EagleTribune.com, North Andover, MA

July 13, 2013

Local residents team up to help Jimmy Fund

Residents step up to help the Jimmy Fund

By Doug Ireland
direland@eagletribune.com

---- — Martin Foley is still a teenager, but the death of a loved one from cancer has had a big impact on his life.

The 13 members of a Newton, N.H., youth baseball team haven’t been personally affected by cancer, but they are pitching in to raise money to fight the disease.

Hundreds of people across the country are teaming up this summer to support The Jimmy Fund, a charity that raises money for cancer research through the Dana-Farmer Cancer Institute in Boston. It’s perhaps best known for being the official charity of the Boston Red Sox.

When Foley, a 19-year-old Salem, N.H., resident lost his stepfather, William Corso, to colon cancer in March, he knew he had to do something to help beat the disease.

That’s why Foley will be at Showcase Cinemas in Lawrence from 11 a.m. to 3 p.m. today to collect donations for the Jimmy Fund. Before each movie begins, the Southern New Hampshire University student will ask theater patrons to do their part in the fight against cancer.

Foley was at Showcase last weekend as well, filling his can with donations before the start of 10 films. It was a satisfying — but very emotional — day for Foley, still feeling the pain from his stepdad’s death at age 50.

“It really felt like nothing I had ever felt before — it made be feel good,” he said. “I just thought of my stepfather the whole time.”

Foley is just one of many volunteers participating in the Jimmy Fund’s Theatre Collections program — its old fundraiser, according to Dana-Farber spokeswoman Robbin Ray. Volunteers have been passing collection canisters at movie theaters since 1949, raising $29 million, she said.

Foley, who splits time living with his mother Lee Corso and his father, whose name is also Martin Foley, admits he wasn’t that close to his stepfather until shortly before his death. But Foley admired William Corso for his strong work ethic and sense of humor, and knew he truly made his mother happy.

“I had the highest respect for him,” Foley said. “He was a very funny guy and loved joking around. He liked putting a smile on people’s faces.”

The Corsos had been together for 10 years before getting married five years ago.

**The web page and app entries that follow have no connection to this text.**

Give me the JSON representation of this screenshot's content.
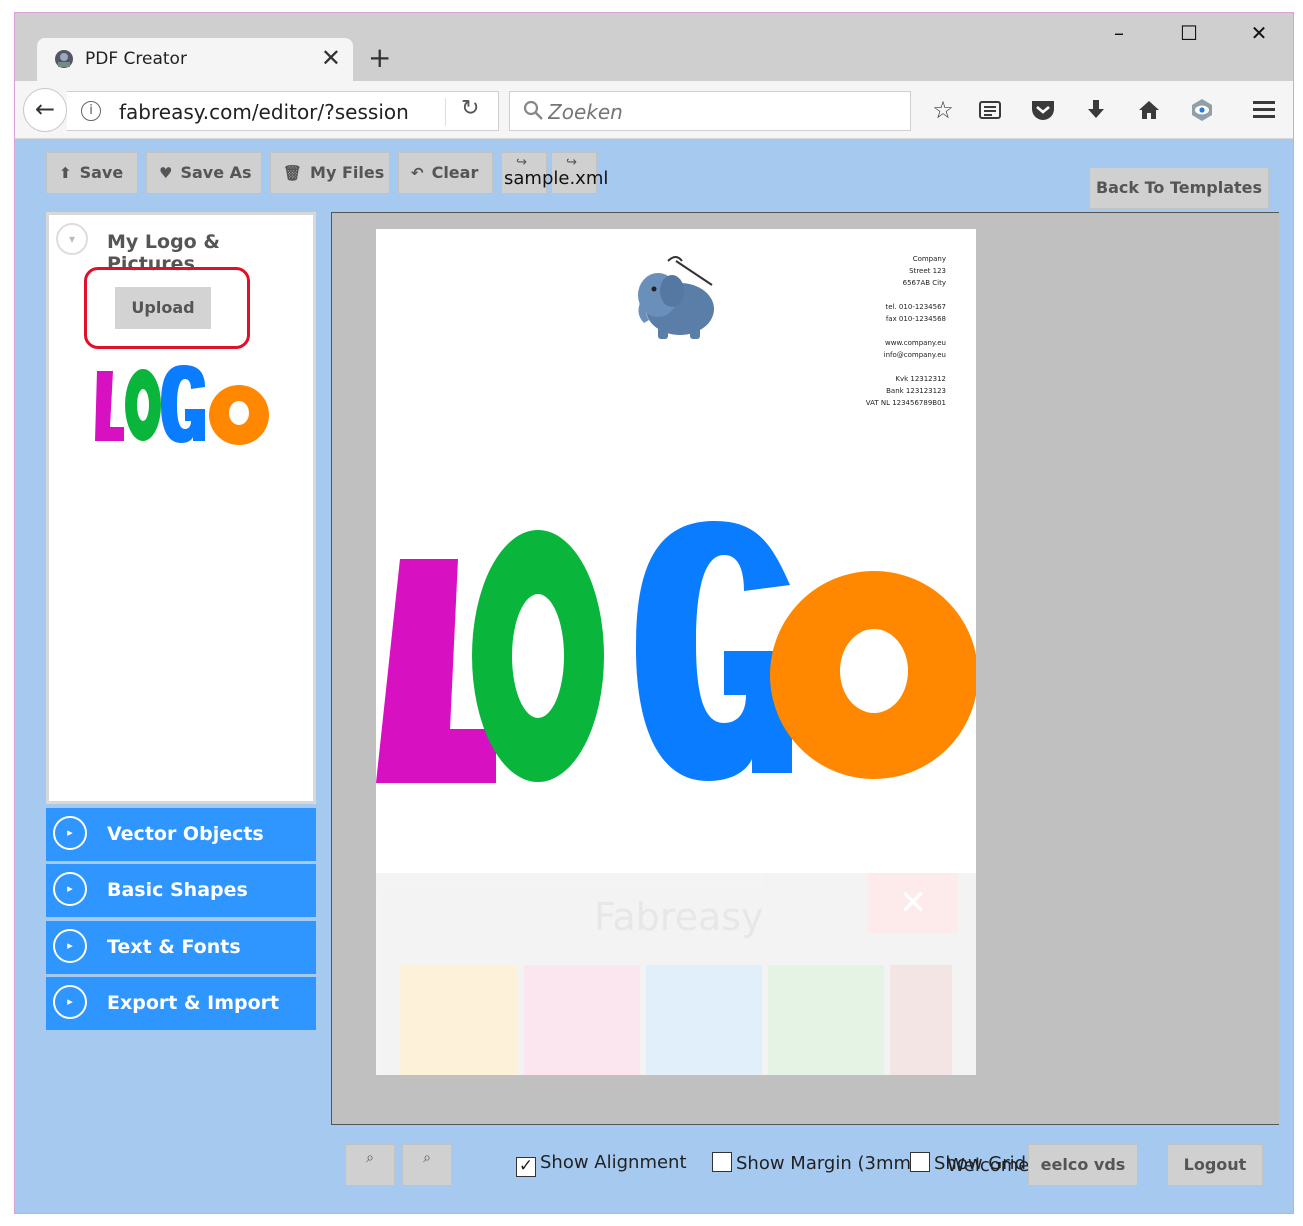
{
  "browser": {
    "tab_title": "PDF Creator",
    "new_tab": "+",
    "url": "fabreasy.com/editor/?session=M",
    "search_placeholder": "Zoeken"
  },
  "toolbar": {
    "save": "Save",
    "save_as": "Save As",
    "my_files": "My Files",
    "clear": "Clear",
    "xml_file": "sample.xml",
    "back_to_templates": "Back To Templates"
  },
  "sidebar": {
    "section_title": "My Logo & Pictures",
    "upload": "Upload",
    "accordion": [
      {
        "label": "Vector Objects"
      },
      {
        "label": "Basic Shapes"
      },
      {
        "label": "Text & Fonts"
      },
      {
        "label": "Export & Import"
      }
    ]
  },
  "letterhead": {
    "company": "Company",
    "street": "Street 123",
    "city": "6567AB City",
    "tel": "tel. 010-1234567",
    "fax": "fax 010-1234568",
    "web": "www.company.eu",
    "email": "info@company.eu",
    "kvk": "Kvk 12312312",
    "bank": "Bank 123123123",
    "vat": "VAT NL 123456789B01"
  },
  "overlay": {
    "title": "Fabreasy"
  },
  "bottom": {
    "show_alignment": "Show Alignment",
    "show_margin": "Show Margin (3mm)",
    "show_grid": "Show Grid",
    "welcome": "Welcome",
    "user": "eelco vds",
    "logout": "Logout",
    "show_alignment_checked": true,
    "show_margin_checked": false,
    "show_grid_checked": false
  },
  "colors": {
    "app_bg": "#a6c9f0",
    "accordion": "#2f95ff",
    "logo_l": "#d710c2",
    "logo_o": "#0ab53b",
    "logo_g": "#0a7cff",
    "logo_o2": "#ff8800",
    "highlight": "#e0102a"
  }
}
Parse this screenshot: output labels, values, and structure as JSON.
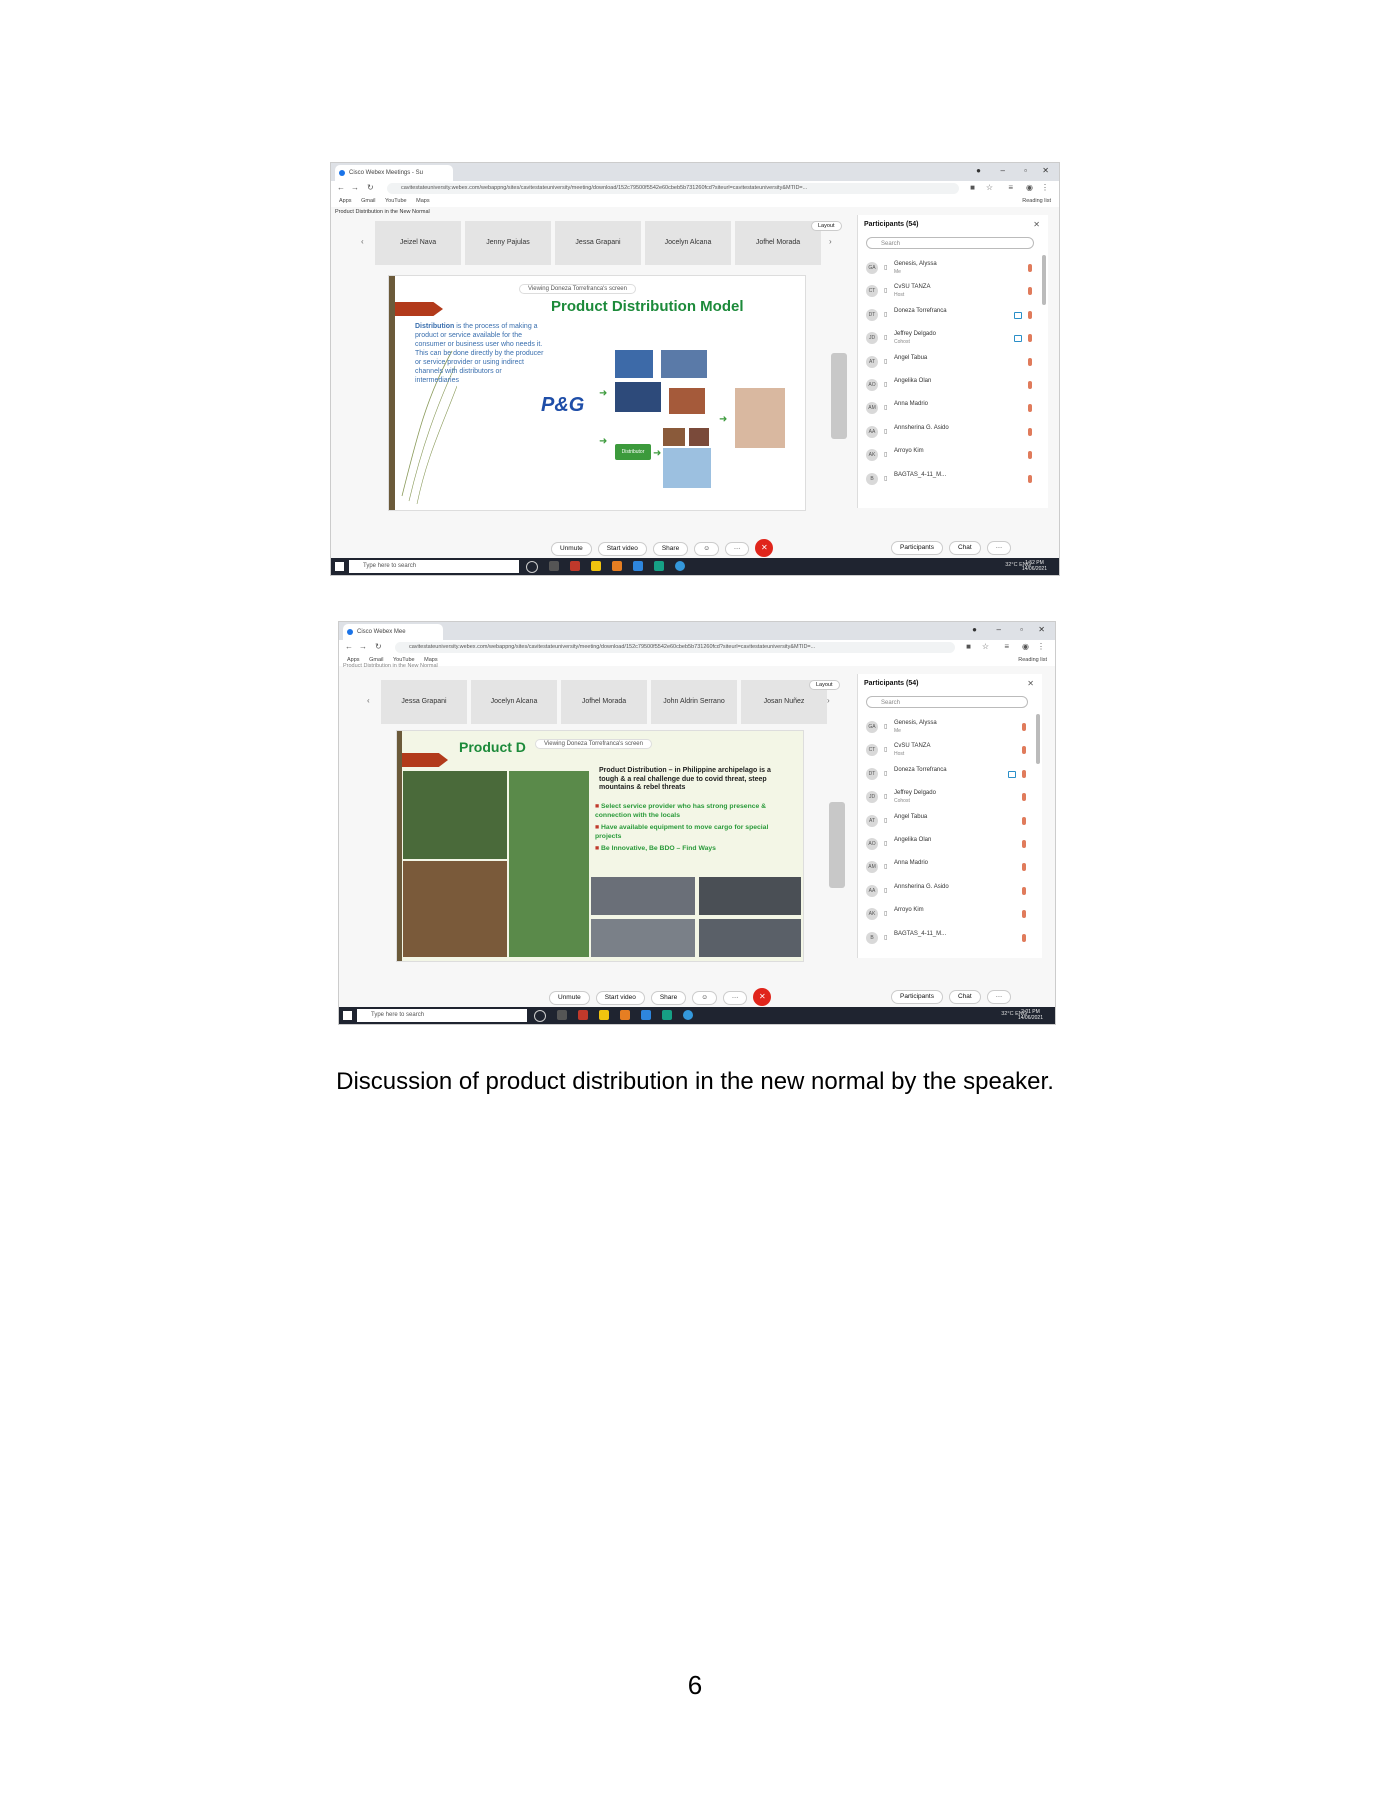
{
  "shot1": {
    "tab_title": "Cisco Webex Meetings - Su",
    "url": "cavitestateuniversity.webex.com/webappng/sites/cavitestateuniversity/meeting/download/152c79500f5542e60cbeb5b731260fcd?siteurl=cavitestateuniversity&MTID=...",
    "bookmarks": [
      "Apps",
      "Gmail",
      "YouTube",
      "Maps"
    ],
    "reading_list": "Reading list",
    "meeting_title": "Product Distribution in the New Normal",
    "video_tiles": [
      "Jeizel Nava",
      "Jenny Pajulas",
      "Jessa Grapani",
      "Jocelyn Alcana",
      "Jofhel Morada"
    ],
    "layout_label": "Layout",
    "viewing_label": "Viewing Doneza Torrefranca's screen",
    "slide": {
      "title": "Product Distribution Model",
      "body_lead": "Distribution",
      "body": "is the process of making a product or service available for the consumer or business user who needs it. This can be done directly by the producer or service provider or using indirect channels with distributors or intermediaries",
      "logo": "P&G",
      "distributor_label": "Distributor"
    },
    "participants_title": "Participants (54)",
    "search_placeholder": "Search",
    "participants": [
      {
        "initials": "GA",
        "name": "Genesis, Alyssa",
        "sub": "Me",
        "cam": false
      },
      {
        "initials": "CT",
        "name": "CvSU TANZA",
        "sub": "Host",
        "cam": false
      },
      {
        "initials": "DT",
        "name": "Doneza Torrefranca",
        "sub": "",
        "cam": true
      },
      {
        "initials": "JD",
        "name": "Jeffrey Delgado",
        "sub": "Cohost",
        "cam": true
      },
      {
        "initials": "AT",
        "name": "Angel Tabua",
        "sub": "",
        "cam": false
      },
      {
        "initials": "AO",
        "name": "Angelika Olan",
        "sub": "",
        "cam": false
      },
      {
        "initials": "AM",
        "name": "Anna Madrio",
        "sub": "",
        "cam": false
      },
      {
        "initials": "AA",
        "name": "Annsherina G. Asido",
        "sub": "",
        "cam": false
      },
      {
        "initials": "AK",
        "name": "Arroyo Kim",
        "sub": "",
        "cam": false
      },
      {
        "initials": "B",
        "name": "BAGTAS_4-11_M...",
        "sub": "",
        "cam": false
      }
    ],
    "controls": {
      "unmute": "Unmute",
      "start_video": "Start video",
      "share": "Share",
      "participants": "Participants",
      "chat": "Chat"
    },
    "taskbar_search": "Type here to search",
    "tray": "32°C  ENG",
    "time": "1:52 PM",
    "date": "14/06/2021"
  },
  "shot2": {
    "tab_title": "Cisco Webex Mee",
    "url": "cavitestateuniversity.webex.com/webappng/sites/cavitestateuniversity/meeting/download/152c79500f5542e60cbeb5b731260fcd?siteurl=cavitestateuniversity&MTID=...",
    "bookmarks": [
      "Apps",
      "Gmail",
      "YouTube",
      "Maps"
    ],
    "reading_list": "Reading list",
    "meeting_title": "Product Distribution in the New Normal",
    "video_tiles": [
      "Jessa Grapani",
      "Jocelyn Alcana",
      "Jofhel Morada",
      "John Aldrin Serrano",
      "Josan Nuñez"
    ],
    "layout_label": "Layout",
    "viewing_label": "Viewing Doneza Torrefranca's screen",
    "slide": {
      "title": "Product D",
      "intro": "Product Distribution – in Philippine archipelago is a tough & a real challenge due to covid threat, steep mountains & rebel threats",
      "bullets": [
        "Select service provider who has strong presence & connection with the locals",
        "Have available equipment to move cargo for special projects",
        "Be Innovative, Be BDO – Find Ways"
      ]
    },
    "participants_title": "Participants (54)",
    "search_placeholder": "Search",
    "participants": [
      {
        "initials": "GA",
        "name": "Genesis, Alyssa",
        "sub": "Me",
        "cam": false
      },
      {
        "initials": "CT",
        "name": "CvSU TANZA",
        "sub": "Host",
        "cam": false
      },
      {
        "initials": "DT",
        "name": "Doneza Torrefranca",
        "sub": "",
        "cam": true
      },
      {
        "initials": "JD",
        "name": "Jeffrey Delgado",
        "sub": "Cohost",
        "cam": false
      },
      {
        "initials": "AT",
        "name": "Angel Tabua",
        "sub": "",
        "cam": false
      },
      {
        "initials": "AO",
        "name": "Angelika Olan",
        "sub": "",
        "cam": false
      },
      {
        "initials": "AM",
        "name": "Anna Madrio",
        "sub": "",
        "cam": false
      },
      {
        "initials": "AA",
        "name": "Annsherina G. Asido",
        "sub": "",
        "cam": false
      },
      {
        "initials": "AK",
        "name": "Arroyo Kim",
        "sub": "",
        "cam": false
      },
      {
        "initials": "B",
        "name": "BAGTAS_4-11_M...",
        "sub": "",
        "cam": false
      }
    ],
    "controls": {
      "unmute": "Unmute",
      "start_video": "Start video",
      "share": "Share",
      "participants": "Participants",
      "chat": "Chat"
    },
    "taskbar_search": "Type here to search",
    "tray": "32°C  ENG",
    "time": "2:01 PM",
    "date": "14/06/2021"
  },
  "caption": "Discussion of product distribution in the new normal by the speaker.",
  "page_number": "6"
}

William Corso had two children, Jesse, 21, and Rachael, 19, from his previous marriage.

After William Corso was diagnosed with cancer in October, Foley and his 17-year-old sister, Brianna, did their best to help their mother and stepfather. But it was an especially tough time for Foley, who was attending college in California at the time.

When Corso’s health took a turn for the worse in February, Foley returned home to be at his side and later decided to transfer to SNHU.

After Corso died, Foley didn’t look back. He contacted Jimmy Fund representatives and asked how he could help others beat the disease his stepfather could not.

“I didn’t want anyone else to go through it,” he said. “That’s what motivated me.”

The team of Newton Little Leaguers had a similar motivation, wanting to raise money to beat cancer, according to team secretary Kristen Williams. Her 9-year-old son, Kolten, is a member of the team.

The boys, ages 8 to 10, haven’t been directly affected by cancer, but know the importance of finding a cure, she said.

Andrew Pugh, 9, said he and his teammates are dedicated to helping collect money.

“People are sick and I want to help them get better,” he said.

The players have their own websites and are seeking donations at each of their eight games and two fundraisers. The first fundraiser is July 25 at 7 p.m. at the Hen House restaurant in Newton. The second is a charity softball game Aug. 4 at 2 p.m. at Greenie Field in Newton.

They have raised $1,500 so far and their goal is $5,000, Kristen Williams said.